According to a Price Intelligently survey, when it comes to billing annually or monthly, only one in five SaaS businesses offer both. Many startups only offer monthly plans while more established players often only offer yearly subscriptions. For example, Salesforce.com and Hubspot offer yearly subscriptions as the only option.
Both choices have advantages and disadvantages. Ultimately, the best solution for your subscription product will depend on your specific product and the preferences of your target customers.
The main advantage of a monthly billing option is that it lowers the barrier to entry for new customers, especially those who may not be that familiar with your brand. Not only is the upfront cost lower for them, they will be less anxious with a shorter commitment and it often shortens the sales-cycle for your team. Additionally, it gives you a reason to consistently engage with your customers to ensure that they are using your service.
Unfortunately, monthly plans also leave open the possibility of users unsubscribing soon after sign up, leaving you with unrecovered acquisition and development costs. Monthly payments are also vulnerable to credit cards expiring or otherwise being declined.
Alternatively, yearly plans provide you with your revenue up front with no risk of churn until that year is up. This can help with cash flow and give your customers time to become thoroughly familiar with the value of your service.
There are exceptions to this. SalesForce.com is a good example of a product that is well known in the industry and likely does not significantly hurt signups by not offering month-to-month plans.
But for smaller to medium sized subscription businesses with recurring payments looking to gain customers as much as retain them, offering both may be a good way to have the best of both worlds. It will allow you to onboard customers that only want to commit monthly at the start. At the same time though, you can also lock in more heavy users and have more revenue stability by offering yearly plans (usually with a modest discount for incentive). If you do go this route, make the pricing structure easy to understand by clearly outlining the savings and benefits for both annual and monthly plans.
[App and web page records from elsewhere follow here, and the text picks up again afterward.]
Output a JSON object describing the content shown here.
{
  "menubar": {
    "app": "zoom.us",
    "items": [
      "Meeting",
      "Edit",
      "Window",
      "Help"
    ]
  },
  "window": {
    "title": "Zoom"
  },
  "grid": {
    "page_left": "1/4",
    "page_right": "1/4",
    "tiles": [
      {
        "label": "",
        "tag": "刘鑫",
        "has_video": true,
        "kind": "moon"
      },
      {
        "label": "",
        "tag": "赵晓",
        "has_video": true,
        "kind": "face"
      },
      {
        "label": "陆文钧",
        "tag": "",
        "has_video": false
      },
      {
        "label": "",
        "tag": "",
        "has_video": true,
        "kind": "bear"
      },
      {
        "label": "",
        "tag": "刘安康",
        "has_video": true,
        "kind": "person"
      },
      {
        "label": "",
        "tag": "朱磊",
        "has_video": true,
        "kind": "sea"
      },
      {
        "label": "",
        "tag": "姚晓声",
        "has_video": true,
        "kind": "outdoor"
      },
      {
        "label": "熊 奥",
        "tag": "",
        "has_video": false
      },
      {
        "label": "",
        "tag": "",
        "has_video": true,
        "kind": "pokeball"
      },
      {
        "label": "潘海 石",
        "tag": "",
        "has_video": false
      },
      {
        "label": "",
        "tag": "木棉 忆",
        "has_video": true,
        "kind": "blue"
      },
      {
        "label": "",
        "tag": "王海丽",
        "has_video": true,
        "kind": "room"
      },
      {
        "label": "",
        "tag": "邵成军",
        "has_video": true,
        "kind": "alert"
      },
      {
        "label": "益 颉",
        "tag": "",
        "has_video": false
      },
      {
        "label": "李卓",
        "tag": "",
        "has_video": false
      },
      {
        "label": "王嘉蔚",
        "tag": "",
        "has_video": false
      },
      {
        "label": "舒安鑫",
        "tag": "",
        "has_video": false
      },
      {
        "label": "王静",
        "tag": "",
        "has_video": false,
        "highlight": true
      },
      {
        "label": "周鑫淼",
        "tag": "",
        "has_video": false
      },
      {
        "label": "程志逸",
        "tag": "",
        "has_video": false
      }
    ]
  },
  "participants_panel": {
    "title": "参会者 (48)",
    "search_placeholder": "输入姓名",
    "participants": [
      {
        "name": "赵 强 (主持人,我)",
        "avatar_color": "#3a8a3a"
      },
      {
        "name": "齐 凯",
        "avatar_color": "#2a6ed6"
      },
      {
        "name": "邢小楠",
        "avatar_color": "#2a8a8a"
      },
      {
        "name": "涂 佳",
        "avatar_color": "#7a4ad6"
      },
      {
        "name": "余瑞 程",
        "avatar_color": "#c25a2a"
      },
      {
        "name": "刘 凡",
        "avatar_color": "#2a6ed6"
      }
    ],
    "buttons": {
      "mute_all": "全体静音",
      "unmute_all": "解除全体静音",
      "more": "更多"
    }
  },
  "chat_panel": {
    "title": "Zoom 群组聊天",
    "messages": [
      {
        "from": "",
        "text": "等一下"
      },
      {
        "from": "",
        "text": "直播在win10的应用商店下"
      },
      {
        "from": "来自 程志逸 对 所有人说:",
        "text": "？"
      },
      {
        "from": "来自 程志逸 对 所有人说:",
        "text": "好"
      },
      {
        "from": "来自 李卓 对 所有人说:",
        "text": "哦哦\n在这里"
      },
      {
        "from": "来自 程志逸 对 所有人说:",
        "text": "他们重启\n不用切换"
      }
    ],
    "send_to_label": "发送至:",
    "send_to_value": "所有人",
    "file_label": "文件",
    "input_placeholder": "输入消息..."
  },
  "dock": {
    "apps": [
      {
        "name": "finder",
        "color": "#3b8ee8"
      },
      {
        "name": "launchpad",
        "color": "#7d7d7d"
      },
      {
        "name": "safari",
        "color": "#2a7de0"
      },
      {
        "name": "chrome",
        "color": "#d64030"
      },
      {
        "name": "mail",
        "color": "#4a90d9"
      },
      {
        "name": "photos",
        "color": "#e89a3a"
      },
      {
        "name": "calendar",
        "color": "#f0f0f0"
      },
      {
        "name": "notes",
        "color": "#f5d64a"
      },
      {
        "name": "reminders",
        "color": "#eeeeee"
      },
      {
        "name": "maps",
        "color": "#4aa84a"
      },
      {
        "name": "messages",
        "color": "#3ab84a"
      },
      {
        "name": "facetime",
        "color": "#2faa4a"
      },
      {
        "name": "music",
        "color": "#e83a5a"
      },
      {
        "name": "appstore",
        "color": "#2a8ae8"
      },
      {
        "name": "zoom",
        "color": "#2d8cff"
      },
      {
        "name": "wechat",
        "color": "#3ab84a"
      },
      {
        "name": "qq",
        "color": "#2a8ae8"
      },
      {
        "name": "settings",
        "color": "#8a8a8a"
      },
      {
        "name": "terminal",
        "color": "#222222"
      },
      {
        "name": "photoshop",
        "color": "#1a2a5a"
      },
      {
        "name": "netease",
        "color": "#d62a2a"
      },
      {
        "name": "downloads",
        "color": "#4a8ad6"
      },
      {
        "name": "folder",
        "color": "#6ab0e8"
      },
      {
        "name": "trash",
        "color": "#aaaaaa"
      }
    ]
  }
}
Finally, ensure your pricing structure aligns with the value your customers seek. If you have customers with varied needs, providing both options will allow you to cater to different buyers at different stages in the customer life cycle. This flexible approach can positively contribute to customer acquisition, retention and ultimately to customer lifetime value.